Among the successes, MDC facilitated the Caledonia Spirits plant on Barre Street, and helped establish a Tax Incremental Financing district. Kaplan said MDC also had been talking to the state about the potential for development in state parking lots in “the pit” between State and Court streets, and along the Winooski riverfront.
McCullough also noted MDC’s work on the public parking garage $10.5 million bond issue put before voters in November 2018. The bond passed, however, the project is mired in legal challenges.
Councilor Glen Coburn Hutchison said he felt bound by the council’s five-year commitment to funding MDC, despite McCullough’s request to postpone funding for a year.
When it came to voting for the budget as a whole, Councilor Lauren Hierl proposed attaching a condition that the MDC provide the council with a financial statement and budget. The motion was amended by McCullough to also include MDC financial information from previous years.
On a vote, the budget passed unanimously and was unchanged from last week’s first public hearing.
The warning for Town Meeting Day was amended to include a late ballot request from Central Vermont Home Health and Hospice, seeking $23,500.
The Capital City can expect a municipal property tax rate increase of 4.5% in fiscal year 2020-21 that is due, almost entirely, to a 25% increase in health care and workers compensation insurance costs.
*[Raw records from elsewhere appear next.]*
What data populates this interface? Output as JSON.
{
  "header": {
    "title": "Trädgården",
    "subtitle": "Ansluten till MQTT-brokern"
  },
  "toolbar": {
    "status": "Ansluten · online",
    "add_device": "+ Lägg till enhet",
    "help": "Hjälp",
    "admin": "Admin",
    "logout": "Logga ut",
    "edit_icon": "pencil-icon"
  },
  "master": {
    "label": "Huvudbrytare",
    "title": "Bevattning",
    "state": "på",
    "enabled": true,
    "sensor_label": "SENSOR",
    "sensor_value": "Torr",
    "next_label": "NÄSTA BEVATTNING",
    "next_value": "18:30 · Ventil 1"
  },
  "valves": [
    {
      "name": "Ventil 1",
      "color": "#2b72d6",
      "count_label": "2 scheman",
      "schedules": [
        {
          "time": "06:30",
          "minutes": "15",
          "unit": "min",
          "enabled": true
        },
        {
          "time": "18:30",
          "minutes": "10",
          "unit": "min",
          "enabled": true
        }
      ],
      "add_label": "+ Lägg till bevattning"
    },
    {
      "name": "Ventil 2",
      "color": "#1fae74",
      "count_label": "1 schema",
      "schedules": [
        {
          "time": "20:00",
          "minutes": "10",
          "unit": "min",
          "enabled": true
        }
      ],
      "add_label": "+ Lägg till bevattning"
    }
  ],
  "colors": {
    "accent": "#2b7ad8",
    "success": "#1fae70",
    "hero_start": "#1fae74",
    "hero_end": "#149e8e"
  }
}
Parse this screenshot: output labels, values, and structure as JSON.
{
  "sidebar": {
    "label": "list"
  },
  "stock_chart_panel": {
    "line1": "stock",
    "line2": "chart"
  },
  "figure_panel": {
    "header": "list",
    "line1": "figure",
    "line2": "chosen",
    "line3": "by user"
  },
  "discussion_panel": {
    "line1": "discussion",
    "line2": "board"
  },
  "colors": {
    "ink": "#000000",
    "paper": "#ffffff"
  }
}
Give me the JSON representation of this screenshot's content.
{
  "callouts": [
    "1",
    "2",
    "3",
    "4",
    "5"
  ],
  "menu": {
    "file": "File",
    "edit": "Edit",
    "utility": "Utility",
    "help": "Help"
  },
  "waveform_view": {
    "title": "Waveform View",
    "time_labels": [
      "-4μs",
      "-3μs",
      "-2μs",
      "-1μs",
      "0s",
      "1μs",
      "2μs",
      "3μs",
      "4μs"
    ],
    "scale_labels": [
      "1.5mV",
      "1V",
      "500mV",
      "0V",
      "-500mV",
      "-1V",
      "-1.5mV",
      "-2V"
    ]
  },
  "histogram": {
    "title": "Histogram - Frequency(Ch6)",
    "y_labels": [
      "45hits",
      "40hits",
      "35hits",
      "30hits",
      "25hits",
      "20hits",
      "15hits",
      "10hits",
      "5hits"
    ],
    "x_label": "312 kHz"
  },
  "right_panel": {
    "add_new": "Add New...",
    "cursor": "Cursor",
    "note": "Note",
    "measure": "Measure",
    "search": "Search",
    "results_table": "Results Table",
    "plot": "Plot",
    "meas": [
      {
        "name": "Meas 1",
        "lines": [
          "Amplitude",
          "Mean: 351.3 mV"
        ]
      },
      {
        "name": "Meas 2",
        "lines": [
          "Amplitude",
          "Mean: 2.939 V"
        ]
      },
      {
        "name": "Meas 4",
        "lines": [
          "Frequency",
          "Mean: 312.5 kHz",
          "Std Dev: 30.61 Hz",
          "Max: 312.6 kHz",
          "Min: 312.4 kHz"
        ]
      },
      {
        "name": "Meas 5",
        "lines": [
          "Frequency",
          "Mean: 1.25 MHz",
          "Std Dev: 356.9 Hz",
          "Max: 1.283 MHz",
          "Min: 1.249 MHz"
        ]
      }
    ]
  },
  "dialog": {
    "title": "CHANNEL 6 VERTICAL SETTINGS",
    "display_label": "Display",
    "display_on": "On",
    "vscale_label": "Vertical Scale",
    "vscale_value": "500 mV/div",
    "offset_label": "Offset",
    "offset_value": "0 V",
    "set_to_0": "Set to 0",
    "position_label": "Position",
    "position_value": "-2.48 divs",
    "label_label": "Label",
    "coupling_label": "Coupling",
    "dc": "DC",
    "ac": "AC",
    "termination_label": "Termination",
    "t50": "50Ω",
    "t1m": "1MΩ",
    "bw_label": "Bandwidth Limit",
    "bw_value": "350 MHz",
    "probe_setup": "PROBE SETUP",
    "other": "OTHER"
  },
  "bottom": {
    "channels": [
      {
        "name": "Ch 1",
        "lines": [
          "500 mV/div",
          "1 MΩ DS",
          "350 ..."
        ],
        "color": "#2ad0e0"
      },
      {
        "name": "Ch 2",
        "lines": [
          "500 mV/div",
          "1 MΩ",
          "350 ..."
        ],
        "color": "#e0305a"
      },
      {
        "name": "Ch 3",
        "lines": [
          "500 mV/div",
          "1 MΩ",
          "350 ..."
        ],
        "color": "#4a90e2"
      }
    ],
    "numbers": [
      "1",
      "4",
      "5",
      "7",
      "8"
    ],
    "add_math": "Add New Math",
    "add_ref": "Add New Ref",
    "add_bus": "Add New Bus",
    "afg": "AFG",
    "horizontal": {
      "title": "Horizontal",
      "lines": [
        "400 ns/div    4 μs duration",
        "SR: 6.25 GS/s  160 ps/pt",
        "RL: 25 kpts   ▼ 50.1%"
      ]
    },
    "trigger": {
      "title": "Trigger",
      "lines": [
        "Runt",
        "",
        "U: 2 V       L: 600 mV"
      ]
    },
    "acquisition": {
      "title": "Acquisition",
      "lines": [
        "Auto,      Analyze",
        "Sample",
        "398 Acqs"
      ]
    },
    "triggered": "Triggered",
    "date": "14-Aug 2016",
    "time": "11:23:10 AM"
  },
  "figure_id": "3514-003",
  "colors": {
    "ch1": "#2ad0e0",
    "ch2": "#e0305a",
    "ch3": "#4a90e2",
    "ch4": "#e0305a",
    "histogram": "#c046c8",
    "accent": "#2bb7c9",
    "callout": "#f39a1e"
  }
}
It will require an increase of 5.1 cents on the property tax rate to raise $10.3 million to maintain city services, an increase of $492,648, or 4.1%, in spending on the current year. It would mean a tax bill increase of $99 a year on a home worth $200,000.
The Montpelier-Roxbury Public Schools District is projecting a $25.3 million budget for fiscal year 2020-21, an increase of 4.76%.
The final figure remains unclear due to the uncertainty over what the state would pay per equalized pupil and the statewide dollar yield and reductions in the Common Level of Appraisal in Montpelier (but up in Roxbury). More complete figures will be available nearer to Town Meeting Day, March 3, when the state can finalize funding formulas.
The biggest budget increases in the schools will be salaries, and a 12.9% increase in a health reimbursement arrangement for faculty and staff, as well as higher technical education costs.
Based on conservative projections, the district predicts the school property tax rate in Montpelier would be $1.730. It would mean the school tax on a property worth $200,000 would increase by $169 on the current year, in part because Montpelier’s common level of appraisal is low, 89.6%.
In Roxbury, the school tax rate would be about $1.610. It would mean the school tax on a property worth $200,000 would fall by $188 on the current year because the common level of appraisal is high, at 97.6%.
Based on the projections, the school district is expecting equalized per pupil spending to be about $16,967 next year.